Deleted contacts are moved to the "trash" by default (and can be restored later if needed). There are a variety of ways to delete a contact:
- Single contact: open the contact's record and click the 'delete contact' button at the top of the page. Alternatively, run a search for the contact and, from the results list, look toward the end of the contact's row, click 'More' and select 'Delete Contact'.
- Multiple contacts: run an advanced search, check the boxes of each record you wish to delete (or select all with the checkbox in the header at the top) and in the 'actions' drop-down menu, choose 'Delete Contacts' to send the contacts to the trash (if enabled) or 'Delete Permanently'. A warning page will be displayed to verify your intention; simply click 'Delete' to continue or 'Cancel' to return to the previous screen.
In addition to the three default contact types (individuals, households and contacts), you can define additional contact types (sometimes referred to as contact subtypes) to suit your needs.
Each contact subtype that you define is based on one of the three core contact types. For example, 'Student' would be based on the 'Individual' contact type, and 'Farm' could be based on the 'Organization' contact type, or perhaps 'Household' contact type, depending on your use case.
Contact types are very useful when you need to collect and display different sets of custom data for different types of contacts (e.g. you may wish to collect information on the subject area and qualifications of all teachers in your database but not be interested in collecting these for other individuals. To do this, you would create a contact type called Teacher, based on Individual and then create a custom data set that only extends Individuals of the type Teacher (see custom data for more information).
Note that the core contact types are mutually exclusive, i.e. a contact cannot be an organization and an individual. However, contacts can be of more than one user-defined contact subtype, i.e. they could be a Teacher and a Parent, for example.
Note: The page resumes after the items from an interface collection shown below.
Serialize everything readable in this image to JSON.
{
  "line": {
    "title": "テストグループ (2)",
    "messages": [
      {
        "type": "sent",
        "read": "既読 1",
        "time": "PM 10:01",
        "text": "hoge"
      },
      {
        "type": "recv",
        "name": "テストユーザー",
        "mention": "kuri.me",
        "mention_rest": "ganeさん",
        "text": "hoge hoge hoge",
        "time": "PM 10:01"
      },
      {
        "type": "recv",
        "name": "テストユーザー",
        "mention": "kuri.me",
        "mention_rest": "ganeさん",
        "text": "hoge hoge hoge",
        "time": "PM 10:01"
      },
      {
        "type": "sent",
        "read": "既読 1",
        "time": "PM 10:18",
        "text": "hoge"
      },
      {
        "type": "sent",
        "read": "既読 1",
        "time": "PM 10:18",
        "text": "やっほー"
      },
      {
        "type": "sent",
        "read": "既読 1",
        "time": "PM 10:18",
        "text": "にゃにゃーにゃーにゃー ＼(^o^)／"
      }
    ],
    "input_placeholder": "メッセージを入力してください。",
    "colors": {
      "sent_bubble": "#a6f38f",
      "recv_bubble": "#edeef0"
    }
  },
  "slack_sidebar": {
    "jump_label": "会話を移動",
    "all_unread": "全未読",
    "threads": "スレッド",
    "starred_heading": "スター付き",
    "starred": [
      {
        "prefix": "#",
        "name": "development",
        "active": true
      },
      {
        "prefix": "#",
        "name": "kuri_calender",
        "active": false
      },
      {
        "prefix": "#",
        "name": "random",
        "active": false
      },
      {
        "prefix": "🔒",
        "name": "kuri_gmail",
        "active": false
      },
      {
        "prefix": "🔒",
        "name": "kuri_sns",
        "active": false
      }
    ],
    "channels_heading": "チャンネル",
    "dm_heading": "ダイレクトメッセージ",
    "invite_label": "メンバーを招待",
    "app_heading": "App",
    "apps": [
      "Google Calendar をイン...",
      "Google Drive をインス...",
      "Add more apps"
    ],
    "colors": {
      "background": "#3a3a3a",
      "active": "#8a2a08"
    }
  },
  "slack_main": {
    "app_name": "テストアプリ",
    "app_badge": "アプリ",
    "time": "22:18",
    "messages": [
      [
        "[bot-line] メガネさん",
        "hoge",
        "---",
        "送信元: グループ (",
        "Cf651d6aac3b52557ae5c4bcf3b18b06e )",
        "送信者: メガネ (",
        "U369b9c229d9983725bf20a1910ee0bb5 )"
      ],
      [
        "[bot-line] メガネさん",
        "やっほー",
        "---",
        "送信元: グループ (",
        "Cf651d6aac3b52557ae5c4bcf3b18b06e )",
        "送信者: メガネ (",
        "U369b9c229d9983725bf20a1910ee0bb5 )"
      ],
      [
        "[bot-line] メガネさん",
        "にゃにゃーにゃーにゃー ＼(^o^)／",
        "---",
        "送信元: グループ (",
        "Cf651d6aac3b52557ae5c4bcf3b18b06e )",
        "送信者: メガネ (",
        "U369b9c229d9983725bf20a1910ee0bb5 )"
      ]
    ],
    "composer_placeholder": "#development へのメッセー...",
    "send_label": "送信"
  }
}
To edit existing contact types and create new contact types go to Administer > Customize Data and Screens > Contact Types. Note that you cannot delete the inbuilt contact types but you can change their names and the images associated with them.
To add custom fields to specific contact subtypes, see the article on custom fields.